| WHAT YOU ARE ASKED TO DO |
This exercise calls for the records to be returned exactly, with images removed.

(Source records)
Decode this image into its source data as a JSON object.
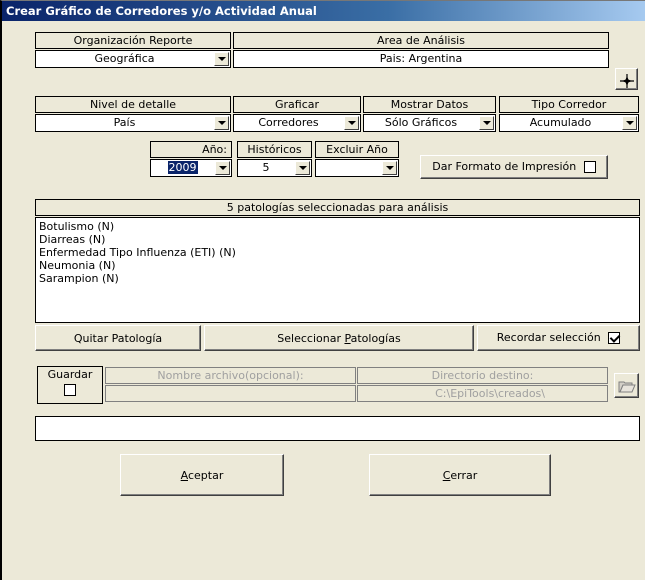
{
  "window": {
    "title": "Crear Gráfico de Corredores y/o Actividad Anual"
  },
  "organizacion": {
    "label": "Organización Reporte",
    "value": "Geográfica"
  },
  "area": {
    "label": "Area de Análisis",
    "value": "Pais: Argentina"
  },
  "nivel": {
    "label": "Nivel de detalle",
    "value": "País"
  },
  "graficar": {
    "label": "Graficar",
    "value": "Corredores"
  },
  "mostrar": {
    "label": "Mostrar Datos",
    "value": "Sólo Gráficos"
  },
  "tipo": {
    "label": "Tipo Corredor",
    "value": "Acumulado"
  },
  "anio": {
    "label": "Año:",
    "value": "2009"
  },
  "historicos": {
    "label": "Históricos",
    "value": "5"
  },
  "excluir": {
    "label": "Excluir Año",
    "value": ""
  },
  "formato": {
    "label": "Dar Formato de Impresión",
    "checked": false
  },
  "patologias": {
    "header": "5 patologías seleccionadas para análisis",
    "items": [
      "Botulismo (N)",
      "Diarreas  (N)",
      "Enfermedad Tipo Influenza (ETI) (N)",
      "Neumonia (N)",
      "Sarampion (N)"
    ]
  },
  "buttons": {
    "quitar": "Quitar Patología",
    "seleccionar_pre": "Seleccionar ",
    "seleccionar_key": "P",
    "seleccionar_post": "atologías",
    "recordar": "Recordar selección",
    "aceptar_key": "A",
    "aceptar_rest": "ceptar",
    "cerrar_key": "C",
    "cerrar_rest": "errar"
  },
  "recordar_checked": true,
  "guardar": {
    "label": "Guardar",
    "checked": false,
    "nombre_label": "Nombre archivo(opcional):",
    "nombre_value": "",
    "dir_label": "Directorio destino:",
    "dir_value": "C:\\EpiTools\\creados\\"
  },
  "status": {
    "value": ""
  },
  "icons": {
    "area_picker": "crosshair-icon",
    "folder": "folder-open-icon"
  }
}
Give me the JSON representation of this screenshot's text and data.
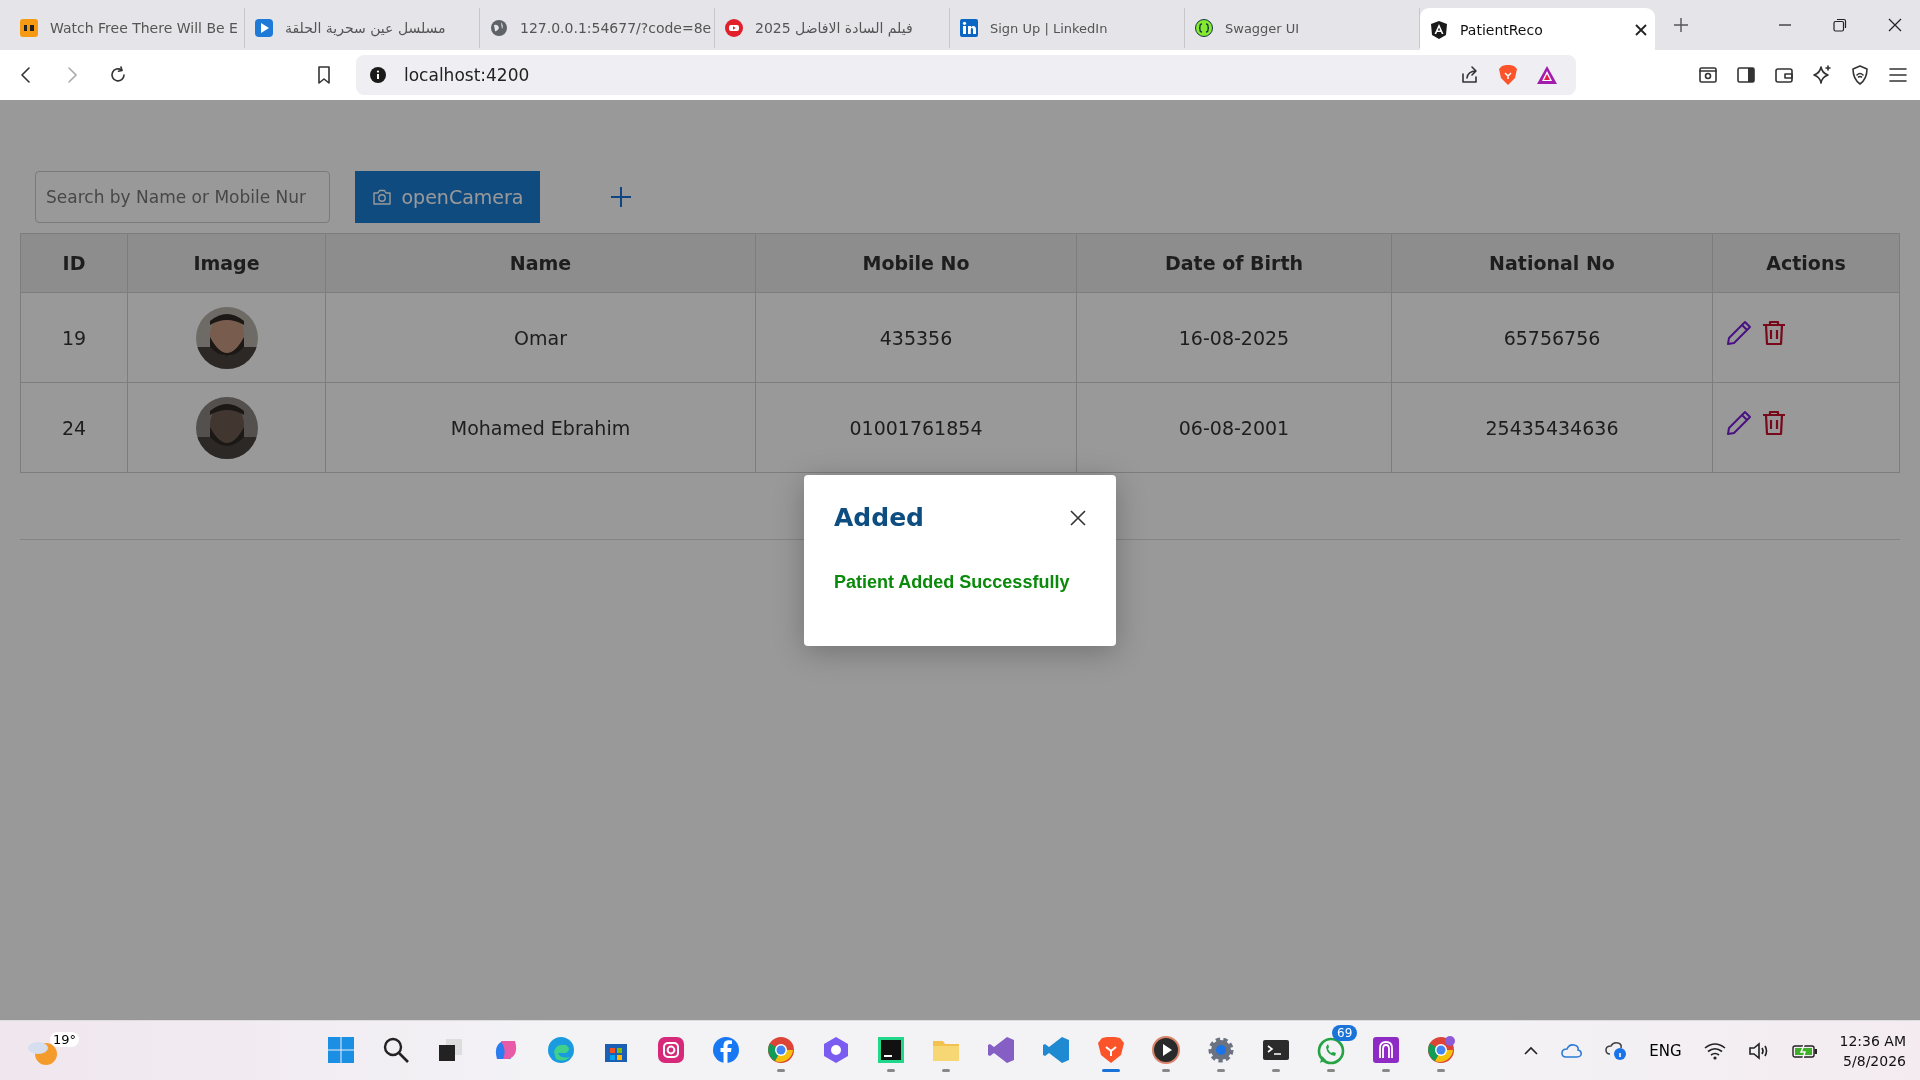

| YOUR RESPONSE |
Decode this image into its source data as a JSON object.
{
  "window": {
    "title": "Crear Gráfico de Corredores y/o Actividad Anual"
  },
  "organizacion": {
    "label": "Organización Reporte",
    "value": "Geográfica"
  },
  "area": {
    "label": "Area de Análisis",
    "value": "Pais: Argentina"
  },
  "nivel": {
    "label": "Nivel de detalle",
    "value": "País"
  },
  "graficar": {
    "label": "Graficar",
    "value": "Corredores"
  },
  "mostrar": {
    "label": "Mostrar Datos",
    "value": "Sólo Gráficos"
  },
  "tipo": {
    "label": "Tipo Corredor",
    "value": "Acumulado"
  },
  "anio": {
    "label": "Año:",
    "value": "2009"
  },
  "historicos": {
    "label": "Históricos",
    "value": "5"
  },
  "excluir": {
    "label": "Excluir Año",
    "value": ""
  },
  "formato": {
    "label": "Dar Formato de Impresión",
    "checked": false
  },
  "patologias": {
    "header": "5 patologías seleccionadas para análisis",
    "items": [
      "Botulismo (N)",
      "Diarreas  (N)",
      "Enfermedad Tipo Influenza (ETI) (N)",
      "Neumonia (N)",
      "Sarampion (N)"
    ]
  },
  "buttons": {
    "quitar": "Quitar Patología",
    "seleccionar_pre": "Seleccionar ",
    "seleccionar_key": "P",
    "seleccionar_post": "atologías",
    "recordar": "Recordar selección",
    "aceptar_key": "A",
    "aceptar_rest": "ceptar",
    "cerrar_key": "C",
    "cerrar_rest": "errar"
  },
  "recordar_checked": true,
  "guardar": {
    "label": "Guardar",
    "checked": false,
    "nombre_label": "Nombre archivo(opcional):",
    "nombre_value": "",
    "dir_label": "Directorio destino:",
    "dir_value": "C:\\EpiTools\\creados\\"
  },
  "status": {
    "value": ""
  },
  "icons": {
    "area_picker": "crosshair-icon",
    "folder": "folder-open-icon"
  }
}
Give me the JSON representation of this screenshot's text and data.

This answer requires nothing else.